When it comes to dreaming of idle utopias, we really have to hand it to the medievals. In the British Library there sits a curious manuscript from the early 14th century. It is a poem called "The Land of Cokaygne", and it describes a fantasy land where no work is done and where ready-roasted larks fly straight into your mouth. Wine and honey flow in the rivers; houses are made of pies and pasties. Sex is freely available. Young nuns strip stark naked and are carried off by young monks: "Each monk taketh to him one/ And, swiftly bearing forth his prey/ Carries her to Abbey grey/ And teaches her an orison/ Jigging up and jigging down."
"The Land of Cokaygne" was a sort of fun Garden of Eden. Paradise, it was felt, would be a boring place. There was no booze and only water to drink, for one thing. But Cokaygne was full of sensual pleasure, and what's more, you didn't have to sweat and toil: "Though paradise is fair and bright/ Cokaygne is yet a fairer sight/ What is there in Paradise/ But grass and flowers and green rice?/ In Cokaygne there is food and drink/ Without care, anxiety or labour."
To the Marxist historian AL Morton, the dream of Cokaygne was the dream of the radical overworked peasant. Also called Lubberland or Poor Man's Heaven, it was a common fantasy across Europe in the Middle Ages, and was an expression of subversion. Everyone is equal and private property is abolished: "Al is commune to yung and old/ To stoute and sterne, mek and bold."

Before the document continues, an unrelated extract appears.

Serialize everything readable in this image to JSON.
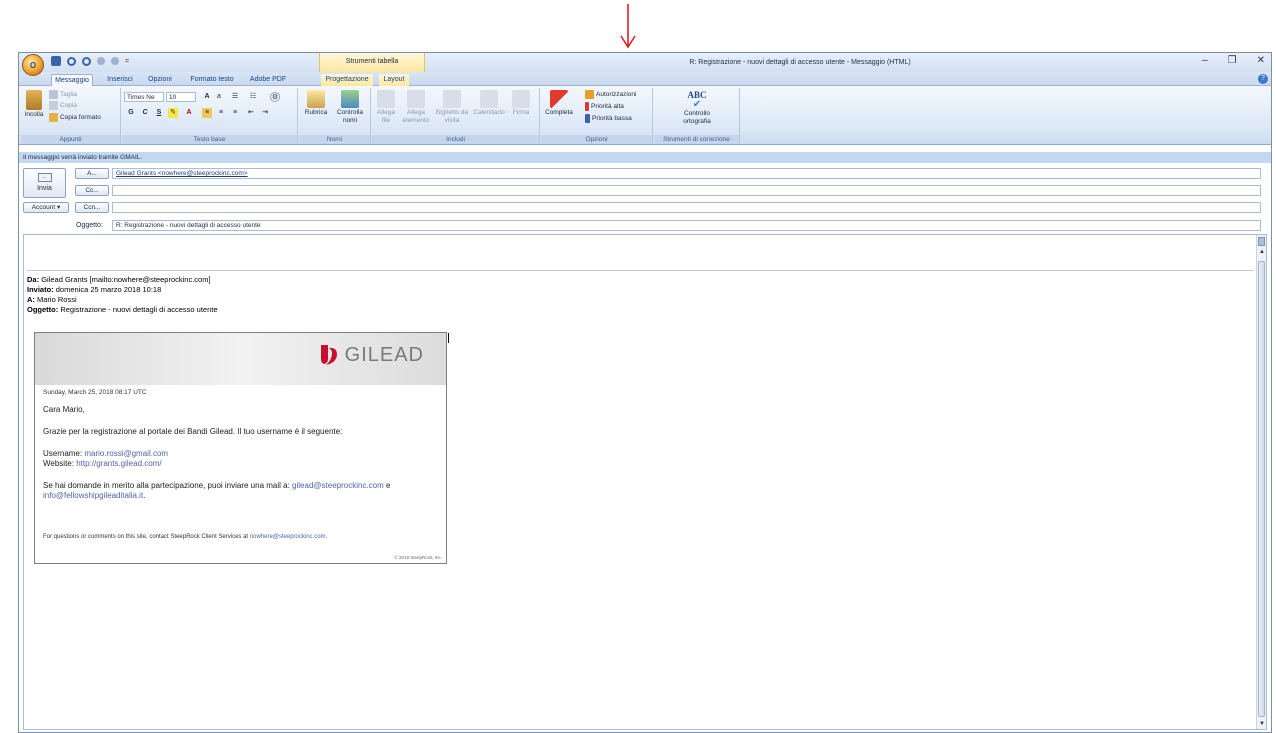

Cokaygne is a persistent idea. It was painted by Bruegel in the 16th century, and its ideas of common ownership crop up in utopias such as Thomas More's Utopia and William Morris's News from Nowhere, and of course in Communism. It also stretches back to antiquity: the Greek Stoic school composed a fantasy called the "Islands of the Sun". Writes the historian Benjamin Farrington: "Their life is passed in the meadows, the land supplying abundant sustenance; for by reason of the excellence of the soil and the temperate air, crops spring up of themselves beyond their needs."
In medieval Mummers Plays, we find similar ideas: "Now my lads we come to the land of plenty, rost stones, plum puddings, houses thatched with pancakes, and little pigs running about with knives and forks stuck in their backs crying 'Who'll eat me?'"
Cokaygne reappears in modern life. My own party turn on the ukulele is a song called "Big Rock Candy Mountain", which was written, or at least updated, in the early 20th century by the labour activist Harry McClintock, and is a direct descendant of the old poems, a hobo's paradise: "I'm bound to stay where you sleep all day/ Where they hung the jerk that invented work."
As in Cokaygne, alcohol and food flow freely: "There's a lake of stew and of whiskey too," while additions include cigarette trees and the additional spice of comically disabled authority figures: "In the Big Rock Candy Mountains/ all the cops have wooden legs."
When mentioning this to a friend of the Tory persuasion, he claimed that the Land of Cokaygne has come to pass, and it is called Tesco: ready-roasted birds, pre-cooked meals, aisles of booze, piles of cigarettes. The difference, of course, is that while supermarkets do indeed present a world of plenty, we have to work like dogs to pay them for it.
The attractions of Cokaygne are completely missed by our politicians, who truly believe that everyone wants to work hard. It has been left to the people to create Cokaygne, and this we have done, although in a temporary and generally commercialised fashion, through pop, literary and food festivals. At a festival, there is no work to do. You can use your leisure in a productive way, as the Greeks would have approved, by attending lectures, or you can sit drinking real ale all day long. The normal rules are turned upside-down and hedonism is accepted.
Alas! All the festivals are now over and we look forward to two gloomy months of toil before our spirits begin to be lifted by the medieval festival of Christmas, when we really should give ourselves up to 12 days of feasting and fun, as they did in old, radical, merry England.
Tom Hodgkinson is the editor of 'The Idler'Reuse content